You don’t win a strike without having to tighten your belts. Well, you’re not going to be able to take on the powerful forces of capital reigned against what you want to do unless people realize that for the transition period, this is going to be economically costly. We’re going to have to learn how to shift our standard of living given the nature of the ecological crisis and the radical socialist policies needed to introduce the kind of planning that would overcome that. We’re going to have to learn how to shift from individual consumption of so many things that we now have into the meeting of collective needs through collective services from transit to food to certain aspects of housing.
Now, that’s not to say that today’s Left is going to do away with coffee shops and markets and etc., but it is to say that we’re talking about changing our conception of our standard of living. It’s a matter of both being able to change the state and being able, for people who are supporting this, to change themselves through the process. That’s when it gets serious. For that, you do need political parties that look both ways, both to get into the state and that are engaged in the reforming of classes. That’s what these parties on the left do, they form people into classes. And now that the working classes of old are so divided and transformed and unrecognizable, the new parties in the 21st century will need to be reformed.
CtF: The US political system is such a difficult solid two-party system of two corporate parties funded by Wall Street.
LP: This can’t happen without both the Democratic and Labour parties splitting.
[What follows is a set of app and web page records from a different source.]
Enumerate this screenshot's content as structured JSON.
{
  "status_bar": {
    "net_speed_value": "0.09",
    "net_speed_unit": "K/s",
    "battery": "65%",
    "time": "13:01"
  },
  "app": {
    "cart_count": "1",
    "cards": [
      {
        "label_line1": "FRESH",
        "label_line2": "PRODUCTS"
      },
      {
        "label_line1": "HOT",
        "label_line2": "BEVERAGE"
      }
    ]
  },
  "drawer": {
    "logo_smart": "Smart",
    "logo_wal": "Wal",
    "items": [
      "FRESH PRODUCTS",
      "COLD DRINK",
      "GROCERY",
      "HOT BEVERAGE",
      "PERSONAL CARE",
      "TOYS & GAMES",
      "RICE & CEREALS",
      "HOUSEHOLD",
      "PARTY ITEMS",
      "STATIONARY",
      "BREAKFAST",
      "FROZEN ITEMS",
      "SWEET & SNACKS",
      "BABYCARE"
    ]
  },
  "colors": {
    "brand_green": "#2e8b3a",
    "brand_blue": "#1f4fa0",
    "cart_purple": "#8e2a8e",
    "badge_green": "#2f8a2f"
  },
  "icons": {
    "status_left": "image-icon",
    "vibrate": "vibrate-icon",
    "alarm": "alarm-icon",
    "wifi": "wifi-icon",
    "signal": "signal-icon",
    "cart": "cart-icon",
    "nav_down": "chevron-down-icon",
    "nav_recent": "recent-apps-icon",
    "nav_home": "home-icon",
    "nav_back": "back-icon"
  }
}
It matters less in the United States because there’s less of a party apparatus. In fact, there is no funding machine. In the Labour party case, there actually is an organizational formm with real roots in communities and those branches of the party need to be turned into centers of community life.
Those have to be built anew in the United States. They can be out of the worker’s action centers that have developed. It will involve at some point people whose project is fundamentally not to change the system, which is the majority of the current leadership of the Democratic Party and most of its elected officials at every level. Either those people will have to see the writing on the wall and join in the struggle or those people who are engaged in this struggle through the Democratic Party understandably will have to find ways of building new organizational forms.
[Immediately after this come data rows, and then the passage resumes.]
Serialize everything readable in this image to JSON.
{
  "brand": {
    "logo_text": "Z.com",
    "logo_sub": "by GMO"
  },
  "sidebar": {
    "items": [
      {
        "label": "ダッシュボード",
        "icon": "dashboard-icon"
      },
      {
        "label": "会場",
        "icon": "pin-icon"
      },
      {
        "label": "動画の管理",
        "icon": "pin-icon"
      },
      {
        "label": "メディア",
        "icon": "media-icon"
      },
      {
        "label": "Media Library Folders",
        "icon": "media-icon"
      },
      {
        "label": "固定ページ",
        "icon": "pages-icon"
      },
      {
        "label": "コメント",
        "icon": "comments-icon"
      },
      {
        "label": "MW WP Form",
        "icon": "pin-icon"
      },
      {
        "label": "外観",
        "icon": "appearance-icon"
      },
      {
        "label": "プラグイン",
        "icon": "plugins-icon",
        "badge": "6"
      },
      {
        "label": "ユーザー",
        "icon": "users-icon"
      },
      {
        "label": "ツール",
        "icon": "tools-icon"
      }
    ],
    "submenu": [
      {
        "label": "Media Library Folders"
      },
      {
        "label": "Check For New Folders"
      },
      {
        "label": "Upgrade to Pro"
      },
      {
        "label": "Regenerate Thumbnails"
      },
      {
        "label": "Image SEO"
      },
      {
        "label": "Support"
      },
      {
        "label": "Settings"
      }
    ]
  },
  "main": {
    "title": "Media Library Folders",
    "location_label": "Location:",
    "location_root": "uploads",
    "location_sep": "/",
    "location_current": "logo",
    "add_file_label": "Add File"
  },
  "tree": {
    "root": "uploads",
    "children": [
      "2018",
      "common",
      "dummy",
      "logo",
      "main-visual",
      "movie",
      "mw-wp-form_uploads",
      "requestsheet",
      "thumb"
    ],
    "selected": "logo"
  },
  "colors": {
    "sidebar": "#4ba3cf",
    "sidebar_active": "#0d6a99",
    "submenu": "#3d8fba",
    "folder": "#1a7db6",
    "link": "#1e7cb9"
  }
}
This isn’t new. If you look at the 19th century, the way in which people reorganized from the Chartists of the 1830s to the 1848 revolutions until you got the mass socialist parties of the 1890s and the mass strikes before World War One, people were transforming their organizational forms in order to get to that point. The 20th century then became one in which the parties that emerged before World War One and just after became the central forms of political representation vis a vis the state and organizing vis a vis the people through the 20th century. My generation of the 60s already saw that those parties had run their historical course as agents of social change. We’ve been stumbling our way now for 50 years through the woods trying to build new ones. That can be done through the old parties and through the building of new ones, but that’s the agenda for the 21st century.